The Future is Spoken presents Hans van Dam as this week’s guest.
Hans is the co-founder and CEO of the Conversation Design Institute, Amsterdam. It trains and certifies conversation designers from around the world.
In this episode, Hans discusses the importance of writing for listenability.
For Hans, writing for listenability means designing everything for voice-first, even if the writing may only be applied to a chatbot. Hans notes that if designers can find a way to write for voice—the most complicated interface—then they can write for anything.
Although Hans started out his career as a copywriter, he shifted his focus to conversation design when chatbots came out. His company was contacted by Google, which was seeking training for its conversation designers to improve the adoption of Google Assistant.
“They all said the same thing: This is so new and so different from anything that’s out there, you’re never going to be able to teach anyone this.”
Today, the Conversation Design Institute is thriving, and the need for training is on the rise. The institute recognizes and provides certification for three different roles: AI trainers, conversational designers, and conversational copywriters.
The fundamental techniques to follow for structuring a message in voice involve acknowledging the user’s request (saying “sure” or got it,” etc.), confirming the request through repetition, and ending with a simple prompt to indicate that it’s the user’s turn to perform an action.
Hans explains that both user and bot needs must be mapped out when designing conversations. While a bot will require a list of rules and tasks to provide information, users also have emotional needs to consider.
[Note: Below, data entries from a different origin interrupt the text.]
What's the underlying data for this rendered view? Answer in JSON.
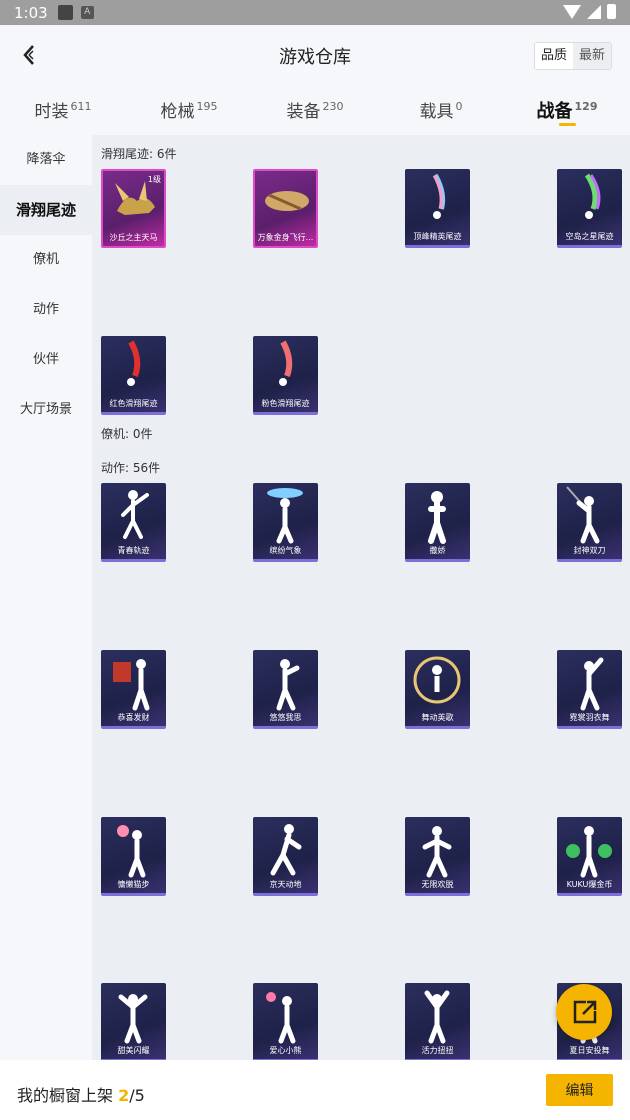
{
  "status_bar": {
    "time": "1:03",
    "app_icon_letter": "A"
  },
  "header": {
    "title": "游戏仓库",
    "back_icon": "back-arrow-icon",
    "sort_options": [
      "品质",
      "最新"
    ],
    "sort_selected": "品质"
  },
  "tabs": [
    {
      "label": "时装",
      "count": "611"
    },
    {
      "label": "枪械",
      "count": "195"
    },
    {
      "label": "装备",
      "count": "230"
    },
    {
      "label": "载具",
      "count": "0"
    },
    {
      "label": "战备",
      "count": "129"
    }
  ],
  "sidebar": {
    "items": [
      {
        "label": "降落伞"
      },
      {
        "label": "滑翔尾迹"
      },
      {
        "label": "僚机"
      },
      {
        "label": "动作"
      },
      {
        "label": "伙伴"
      },
      {
        "label": "大厅场景"
      }
    ]
  },
  "sections": {
    "trail": {
      "title": "滑翔尾迹: 6件",
      "items": [
        "沙丘之主天马",
        "万象金身飞行...",
        "顶峰精英尾迹",
        "空岛之星尾迹",
        "红色滑翔尾迹",
        "粉色滑翔尾迹"
      ],
      "level_badge": "1级"
    },
    "wingman": {
      "title": "僚机: 0件"
    },
    "emote": {
      "title": "动作: 56件",
      "items": [
        "青春轨迹",
        "缤纷气象",
        "撒娇",
        "封神双刀",
        "恭喜发财",
        "悠悠我思",
        "舞动英歌",
        "霓裳羽衣舞",
        "慵懒猫步",
        "京天动地",
        "无限欢脱",
        "KUKU爆金币",
        "甜美闪耀",
        "爱心小熊",
        "活力扭扭",
        "夏日安投舞"
      ]
    }
  },
  "bottom_bar": {
    "label": "我的橱窗上架 ",
    "shown": "2",
    "separator": "/",
    "total": "5",
    "edit_label": "编辑"
  },
  "fab_icon": "share-external-icon",
  "colors": {
    "accent": "#f5b400",
    "card_bg": "#1e2148",
    "card_pink": "#e04ac8"
  }
}
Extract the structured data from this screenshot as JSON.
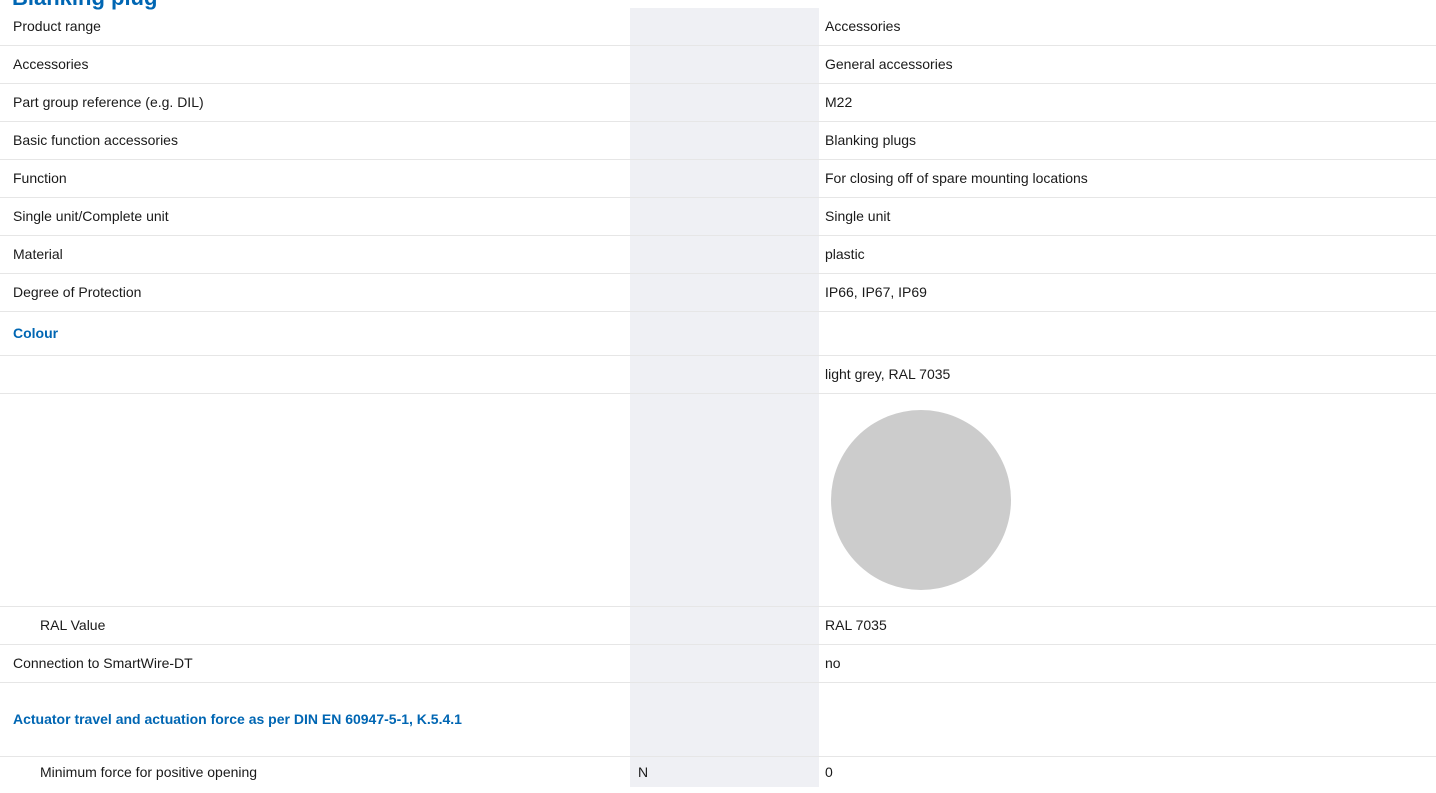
{
  "page": {
    "title_fragment": "Blanking plug"
  },
  "rows": [
    {
      "label": "Product range",
      "unit": "",
      "value": "Accessories"
    },
    {
      "label": "Accessories",
      "unit": "",
      "value": "General accessories"
    },
    {
      "label": "Part group reference (e.g. DIL)",
      "unit": "",
      "value": "M22"
    },
    {
      "label": "Basic function accessories",
      "unit": "",
      "value": "Blanking plugs"
    },
    {
      "label": "Function",
      "unit": "",
      "value": "For closing off of spare mounting locations"
    },
    {
      "label": "Single unit/Complete unit",
      "unit": "",
      "value": "Single unit"
    },
    {
      "label": "Material",
      "unit": "",
      "value": "plastic"
    },
    {
      "label": "Degree of Protection",
      "unit": "",
      "value": "IP66, IP67, IP69"
    }
  ],
  "colour_section": {
    "heading": "Colour",
    "value": "light grey, RAL 7035",
    "swatch_color": "#cccccc",
    "ral_label": "RAL Value",
    "ral_value": "RAL 7035"
  },
  "smartwire": {
    "label": "Connection to SmartWire-DT",
    "value": "no"
  },
  "actuator_section": {
    "heading": "Actuator travel and actuation force as per DIN EN 60947-5-1, K.5.4.1",
    "min_force_label": "Minimum force for positive opening",
    "min_force_unit": "N",
    "min_force_value": "0"
  },
  "colors": {
    "accent": "#0066b3",
    "unit_column_bg": "#eff0f4",
    "row_border": "#e6e6e6"
  }
}
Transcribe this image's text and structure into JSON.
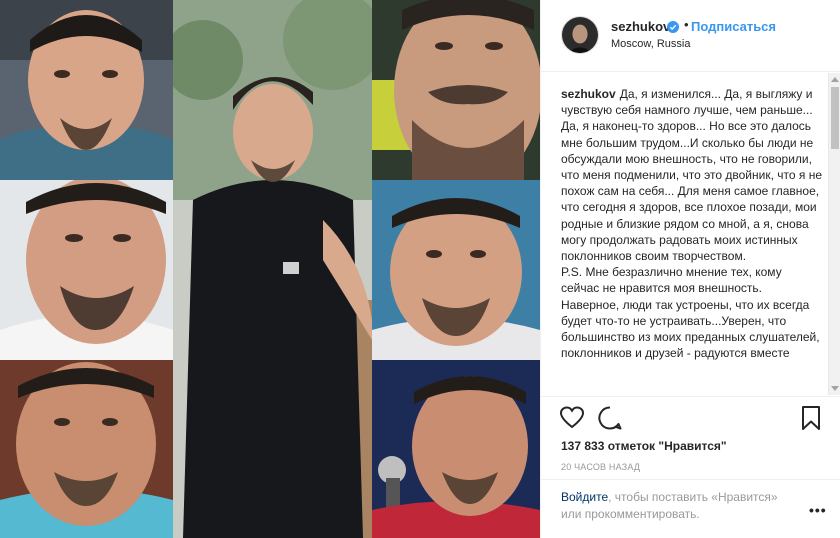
{
  "post": {
    "username": "sezhukov",
    "follow_label": "Подписаться",
    "dot": "•",
    "location": "Moscow, Russia",
    "caption_paragraphs": [
      "Да, я изменился... Да, я выгляжу и чувствую себя намного лучше, чем раньше... Да, я наконец-то здоров... Но все это далось мне большим трудом...И сколько бы люди не обсуждали мою внешность, что не говорили, что меня подменили, что это двойник, что я не похож сам на себя... Для меня самое главное, что сегодня я здоров, все плохое позади, мои родные и близкие рядом со мной, а я, снова могу продолжать радовать моих истинных поклонников своим творчеством.",
      "P.S. Мне безразлично мнение тех, кому сейчас не нравится моя внешность. Наверное, люди так устроены, что их всегда будет что-то не устраивать...Уверен, что большинство из моих преданных слушателей, поклонников и друзей - радуются вместе"
    ],
    "likes": "137 833 отметок \"Нравится\"",
    "time": "20 ЧАСОВ НАЗАД",
    "login_link": "Войдите",
    "login_rest": ", чтобы поставить «Нравится» или прокомментировать.",
    "more": "•••"
  },
  "icons": {
    "verified": "verified-badge-icon",
    "like": "heart-icon",
    "comment": "comment-bubble-icon",
    "bookmark": "bookmark-icon"
  },
  "colors": {
    "accent": "#3897f0",
    "link": "#003569",
    "text": "#262626",
    "muted": "#999999"
  }
}
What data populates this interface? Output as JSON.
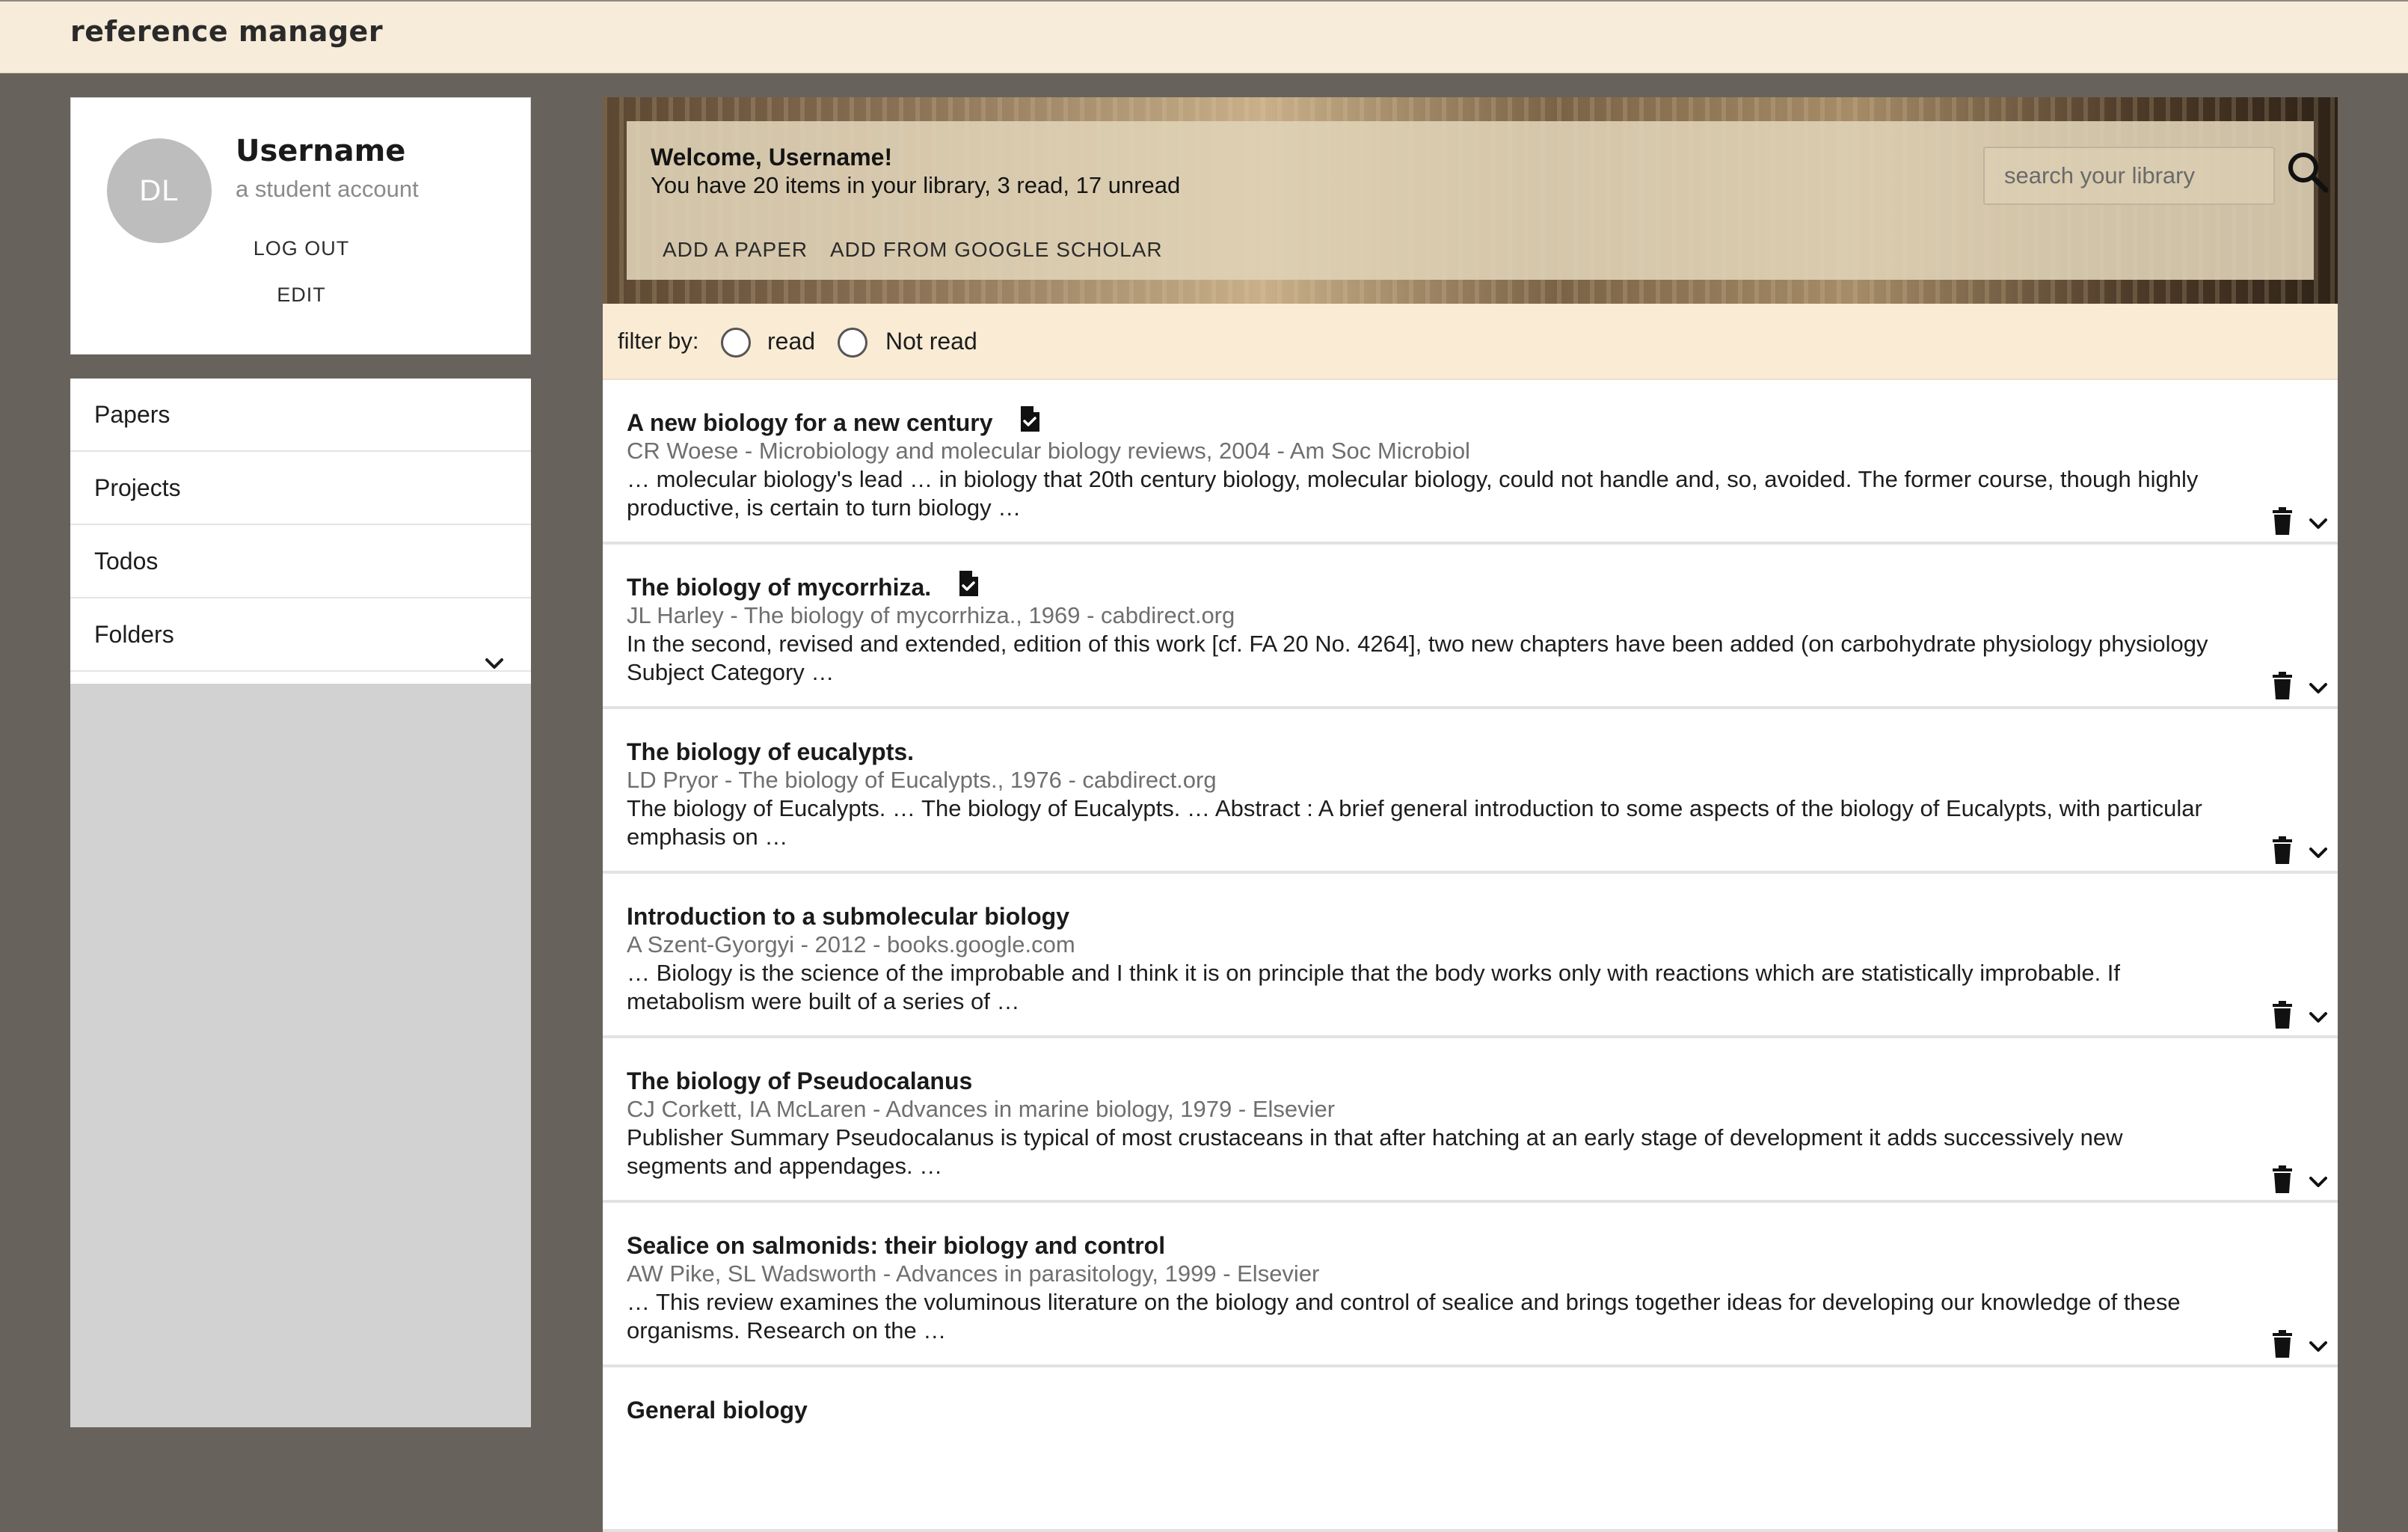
{
  "app": {
    "title": "reference manager"
  },
  "profile": {
    "initials": "DL",
    "username": "Username",
    "account_type": "a student account",
    "logout_label": "LOG OUT",
    "edit_label": "EDIT"
  },
  "sidebar": {
    "items": [
      {
        "label": "Papers"
      },
      {
        "label": "Projects"
      },
      {
        "label": "Todos"
      },
      {
        "label": "Folders",
        "icon": "chevron-down-icon"
      }
    ]
  },
  "header": {
    "welcome": "Welcome, Username!",
    "summary": "You have 20 items in your library, 3 read, 17 unread",
    "add_paper_label": "ADD A PAPER",
    "add_scholar_label": "ADD FROM GOOGLE SCHOLAR",
    "search_placeholder": "search your library",
    "search_icon": "search-icon"
  },
  "filter": {
    "label": "filter by:",
    "options": [
      {
        "label": "read",
        "selected": false
      },
      {
        "label": "Not read",
        "selected": false
      }
    ]
  },
  "papers": [
    {
      "title": "A new biology for a new century",
      "has_pdf": true,
      "meta": "CR Woese - Microbiology and molecular biology reviews, 2004 - Am Soc Microbiol",
      "snippet": "… molecular biology's lead … in biology that 20th century biology, molecular biology, could not handle and, so, avoided. The former course, though highly productive, is certain to turn biology …"
    },
    {
      "title": "The biology of mycorrhiza.",
      "has_pdf": true,
      "meta": "JL Harley - The biology of mycorrhiza., 1969 - cabdirect.org",
      "snippet": "In the second, revised and extended, edition of this work [cf. FA 20 No. 4264], two new chapters have been added (on carbohydrate physiology physiology Subject Category …"
    },
    {
      "title": "The biology of eucalypts.",
      "has_pdf": false,
      "meta": "LD Pryor - The biology of Eucalypts., 1976 - cabdirect.org",
      "snippet": "The biology of Eucalypts. … The biology of Eucalypts. … Abstract : A brief general introduction to some aspects of the biology of Eucalypts, with particular emphasis on …"
    },
    {
      "title": "Introduction to a submolecular biology",
      "has_pdf": false,
      "meta": "A Szent-Gyorgyi - 2012 - books.google.com",
      "snippet": "… Biology is the science of the improbable and I think it is on principle that the body works only with reactions which are statistically improbable. If metabolism were built of a series of …"
    },
    {
      "title": "The biology of Pseudocalanus",
      "has_pdf": false,
      "meta": "CJ Corkett, IA McLaren - Advances in marine biology, 1979 - Elsevier",
      "snippet": "Publisher Summary Pseudocalanus is typical of most crustaceans in that after hatching at an early stage of development it adds successively new segments and appendages. …"
    },
    {
      "title": "Sealice on salmonids: their biology and control",
      "has_pdf": false,
      "meta": "AW Pike, SL Wadsworth - Advances in parasitology, 1999 - Elsevier",
      "snippet": "… This review examines the voluminous literature on the biology and control of sealice and brings together ideas for developing our knowledge of these organisms. Research on the …"
    },
    {
      "title": "General biology",
      "has_pdf": false,
      "meta": "",
      "snippet": ""
    }
  ]
}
Companies will often prioritize a bot’s needs, but empathetic exchanges are ultimately what keep humans engaged and motivated in a conversation. This imbalance in meeting needs is often a reflection of the team behind the product. Hans uses the example of a company with ten engineers but only one writer to illustrate what that imbalance may look like. The Conversation Design Institute works to correct this problem by giving everyone “a fair seat at the table.”
“The psychology of language and the technology always work together. And a lot of companies fail on their projects because they don’t understand that balance,” Hans posits.
Psychological techniques can be applied to everything from delivering bad news to promoting a desired action. Hans gives the example of a voice assistant discussing shoes that a user is interested in purchasing. In addition to stating hard facts about the shoes, such as the price, the voice assistant may mention that these shoes are popular with a lot of park-goers in the city. Mentioning popularity implies that there is “social proof” of desirability attached to the shoes.
To promote a certain behaviour, designers also need to build dialogues that consider a user’s ability and motivation to perform an action. If both of these factors can be increased through the help of a voice assistant, then the last step is the prompt—the part of the conversation that triggers a desired action. Better, or easier prompts, tend to result in better outcomes.
Hans envisions a multi-modal future, where voice will be a significant part of AI interfaces. Although conversation data control (or privacy concerns) are hurdles that could slow progress, Hans believes that conversation design will continue to grow as a field.
“Just like you cannot imagine a company without engineers today, you will not be able to imagine a company without conversation designers five years from now.”